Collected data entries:
Content starts

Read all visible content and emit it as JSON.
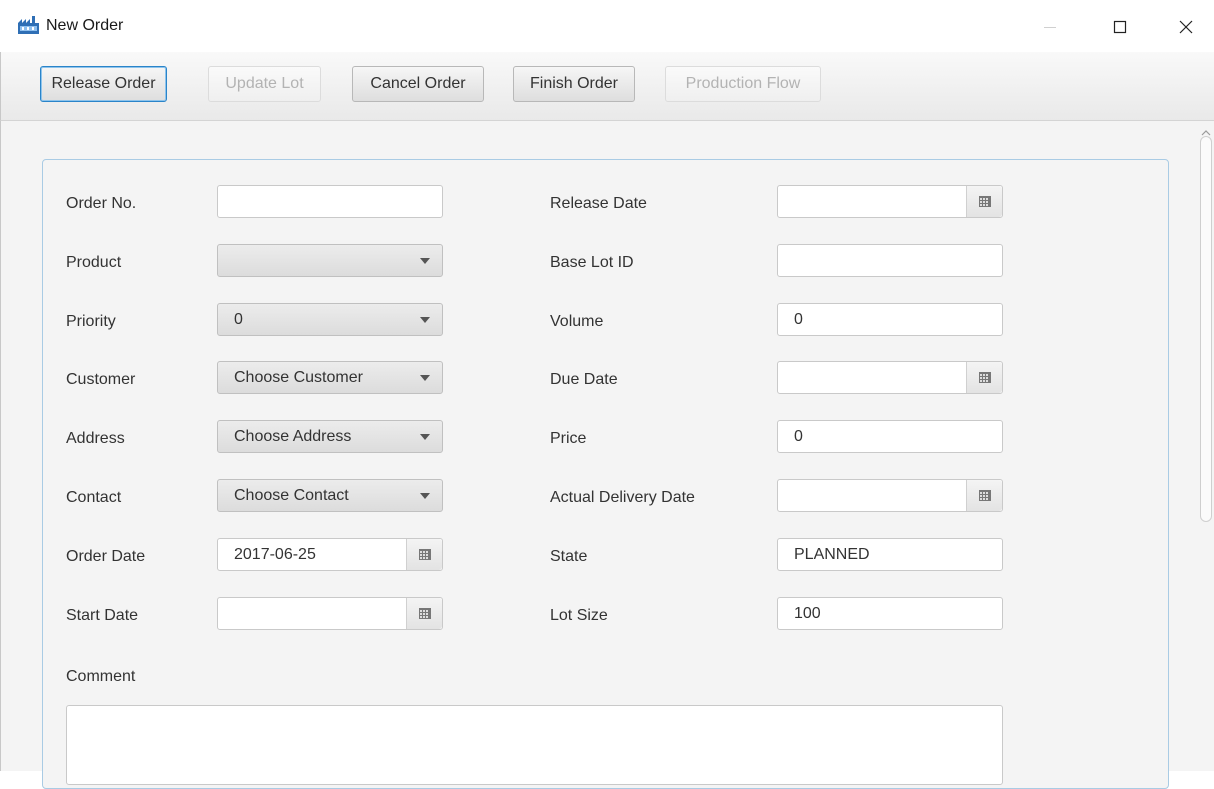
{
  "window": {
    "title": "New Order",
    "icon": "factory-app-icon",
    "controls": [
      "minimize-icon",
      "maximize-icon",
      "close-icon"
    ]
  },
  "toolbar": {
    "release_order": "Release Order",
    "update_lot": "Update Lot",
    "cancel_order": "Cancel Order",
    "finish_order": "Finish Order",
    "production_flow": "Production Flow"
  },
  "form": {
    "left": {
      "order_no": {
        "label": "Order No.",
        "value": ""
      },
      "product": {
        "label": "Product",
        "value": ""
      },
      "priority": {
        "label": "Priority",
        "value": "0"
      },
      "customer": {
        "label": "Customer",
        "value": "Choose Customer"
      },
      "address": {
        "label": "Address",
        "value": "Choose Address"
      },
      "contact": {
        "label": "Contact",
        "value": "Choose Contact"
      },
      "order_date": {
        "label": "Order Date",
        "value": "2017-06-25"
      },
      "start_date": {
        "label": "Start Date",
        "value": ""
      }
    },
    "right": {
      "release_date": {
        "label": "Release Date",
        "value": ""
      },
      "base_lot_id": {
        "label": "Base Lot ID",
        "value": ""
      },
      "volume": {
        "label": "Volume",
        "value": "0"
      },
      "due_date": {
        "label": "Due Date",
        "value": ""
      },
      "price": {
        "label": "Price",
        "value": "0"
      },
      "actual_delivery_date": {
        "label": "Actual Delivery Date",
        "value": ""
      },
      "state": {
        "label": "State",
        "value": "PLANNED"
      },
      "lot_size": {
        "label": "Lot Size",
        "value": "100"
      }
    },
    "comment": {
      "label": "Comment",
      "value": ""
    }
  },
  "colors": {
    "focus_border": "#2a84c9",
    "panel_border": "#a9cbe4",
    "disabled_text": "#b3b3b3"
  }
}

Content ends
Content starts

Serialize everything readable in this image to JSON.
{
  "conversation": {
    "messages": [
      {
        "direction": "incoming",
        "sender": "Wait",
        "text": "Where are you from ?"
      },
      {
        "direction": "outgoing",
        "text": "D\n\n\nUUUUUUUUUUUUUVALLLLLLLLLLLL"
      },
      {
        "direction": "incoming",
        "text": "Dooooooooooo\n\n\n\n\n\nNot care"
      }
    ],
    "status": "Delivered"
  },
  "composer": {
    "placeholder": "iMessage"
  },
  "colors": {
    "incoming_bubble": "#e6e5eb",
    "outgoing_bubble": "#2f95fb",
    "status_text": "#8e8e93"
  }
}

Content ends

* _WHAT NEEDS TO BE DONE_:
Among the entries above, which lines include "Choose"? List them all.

* _RESPONSE TO THIS EXERCISE_:
        "value": "Choose Customer"
        "value": "Choose Address"
        "value": "Choose Contact"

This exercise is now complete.